> _Problem requirements_:
Copy the records exactly, leaving out every picture.

> _Page and application data records_:
===============

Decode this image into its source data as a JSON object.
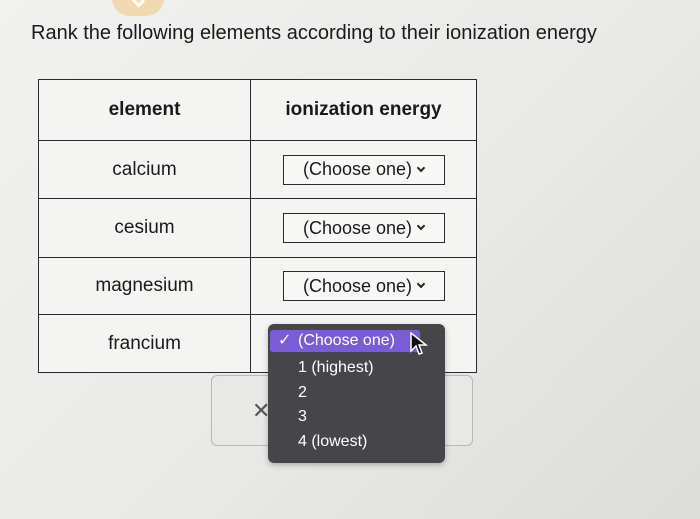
{
  "prompt": "Rank the following elements according to their ionization energy",
  "table": {
    "headers": [
      "element",
      "ionization energy"
    ],
    "rows": [
      {
        "element": "calcium",
        "value": "(Choose one)"
      },
      {
        "element": "cesium",
        "value": "(Choose one)"
      },
      {
        "element": "magnesium",
        "value": "(Choose one)"
      },
      {
        "element": "francium",
        "value": "(Choose one)"
      }
    ]
  },
  "dropdown": {
    "selected": "(Choose one)",
    "options": [
      "1 (highest)",
      "2",
      "3",
      "4 (lowest)"
    ],
    "highlight_color": "#7b5cd8"
  },
  "icons": {
    "check": "checkmark-icon",
    "close": "close-icon",
    "cursor": "mouse-pointer-icon"
  }
}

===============

> _Result below_:
Decode this image into its source data as a JSON object.
{
  "prompt": "Rank the following elements according to their ionization energy",
  "table": {
    "headers": [
      "element",
      "ionization energy"
    ],
    "rows": [
      {
        "element": "calcium",
        "value": "(Choose one)"
      },
      {
        "element": "cesium",
        "value": "(Choose one)"
      },
      {
        "element": "magnesium",
        "value": "(Choose one)"
      },
      {
        "element": "francium",
        "value": "(Choose one)"
      }
    ]
  },
  "dropdown": {
    "selected": "(Choose one)",
    "options": [
      "1 (highest)",
      "2",
      "3",
      "4 (lowest)"
    ],
    "highlight_color": "#7b5cd8"
  },
  "icons": {
    "check": "checkmark-icon",
    "close": "close-icon",
    "cursor": "mouse-pointer-icon"
  }
}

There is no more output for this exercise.